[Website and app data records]
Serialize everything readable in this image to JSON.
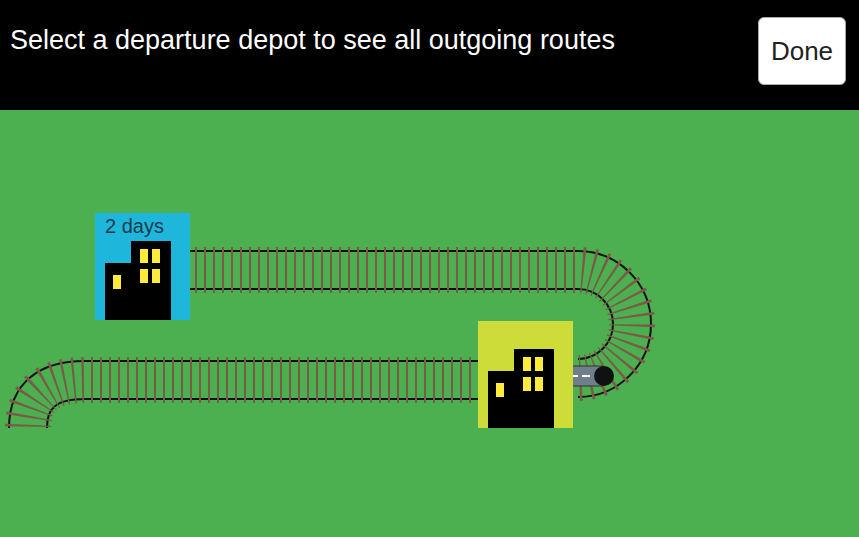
{
  "header": {
    "instruction": "Select a departure depot to see all outgoing routes",
    "done_button": "Done"
  },
  "depots": [
    {
      "label": "2 days",
      "color": "#1fb6dc"
    },
    {
      "color": "#cddc39"
    }
  ]
}
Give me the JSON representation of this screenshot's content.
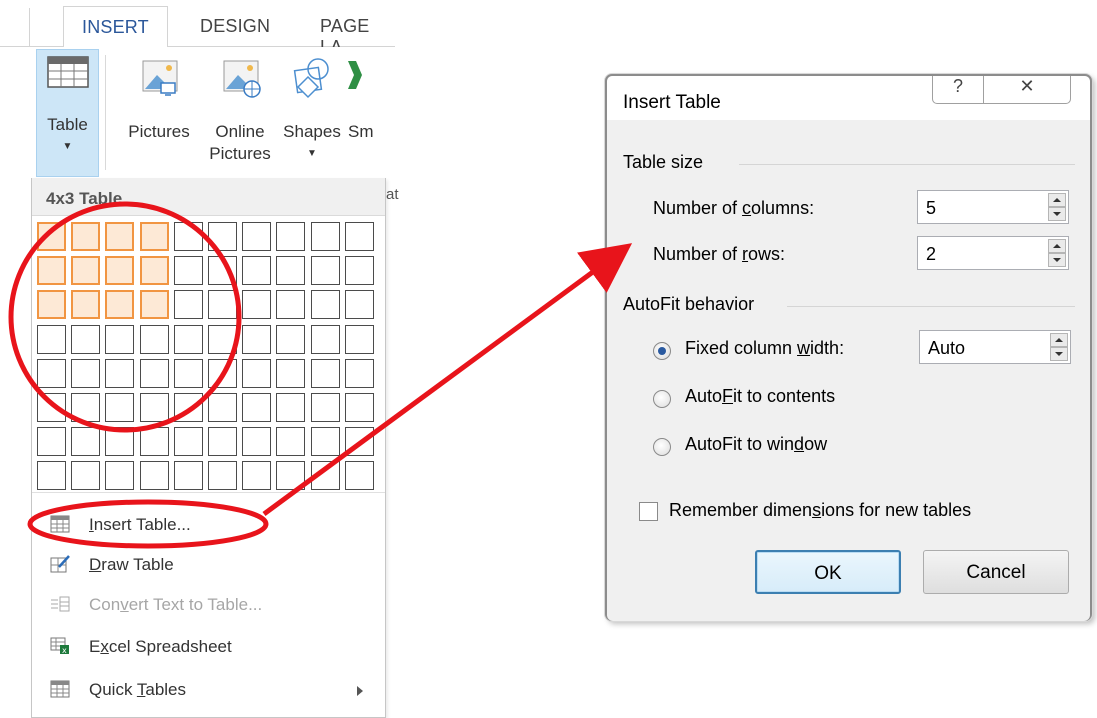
{
  "ribbon": {
    "tabs": [
      {
        "label": "INSERT",
        "active": true
      },
      {
        "label": "DESIGN",
        "active": false
      },
      {
        "label": "PAGE LA",
        "active": false
      }
    ],
    "table_button": {
      "label": "Table",
      "icon": "table-grid-icon"
    },
    "pictures_button": {
      "label": "Pictures",
      "icon": "picture-icon"
    },
    "online_pictures_button": {
      "line1": "Online",
      "line2": "Pictures",
      "icon": "online-picture-icon"
    },
    "shapes_button": {
      "label": "Shapes",
      "icon": "shapes-icon"
    },
    "smartart_button": {
      "label": "Sm",
      "icon": "smartart-icon"
    },
    "partial_label": "at"
  },
  "table_menu": {
    "header": "4x3 Table",
    "grid": {
      "columns": 10,
      "rows": 8,
      "selected_columns": 4,
      "selected_rows": 3
    },
    "items": [
      {
        "label": "Insert Table...",
        "mnemonic_index": 0,
        "icon": "insert-table-icon",
        "enabled": true,
        "submenu": false
      },
      {
        "label": "Draw Table",
        "mnemonic_index": 0,
        "icon": "draw-table-icon",
        "enabled": true,
        "submenu": false
      },
      {
        "label": "Convert Text to Table...",
        "mnemonic_index": 3,
        "icon": "convert-text-icon",
        "enabled": false,
        "submenu": false
      },
      {
        "label": "Excel Spreadsheet",
        "mnemonic_index": 1,
        "icon": "excel-spreadsheet-icon",
        "enabled": true,
        "submenu": false
      },
      {
        "label": "Quick Tables",
        "mnemonic_index": 6,
        "icon": "quick-tables-icon",
        "enabled": true,
        "submenu": true
      }
    ]
  },
  "dialog": {
    "title": "Insert Table",
    "help_glyph": "?",
    "close_glyph": "✕",
    "table_size": {
      "label": "Table size",
      "columns": {
        "pre": "Number of ",
        "key": "c",
        "post": "olumns:",
        "value": "5"
      },
      "rows": {
        "pre": "Number of ",
        "key": "r",
        "post": "ows:",
        "value": "2"
      }
    },
    "autofit": {
      "label": "AutoFit behavior",
      "fixed": {
        "pre": "Fixed column ",
        "key": "w",
        "post": "idth:",
        "value": "Auto",
        "selected": true
      },
      "contents": {
        "pre": "Auto",
        "key": "F",
        "post": "it to contents",
        "selected": false
      },
      "window": {
        "pre": "AutoFit to win",
        "key": "d",
        "post": "ow",
        "selected": false
      }
    },
    "remember": {
      "pre": "Remember dimen",
      "key": "s",
      "post": "ions for new tables",
      "checked": false
    },
    "ok_label": "OK",
    "cancel_label": "Cancel"
  },
  "annotation": {
    "color": "#e8141b"
  }
}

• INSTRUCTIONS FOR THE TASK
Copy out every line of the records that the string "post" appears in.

• SOLUTION FOR THIS TASK
        "post": "olumns:",
        "post": "ows:",
        "post": "idth:",
        "post": "it to contents",
        "post": "ow",
      "post": "ions for new tables",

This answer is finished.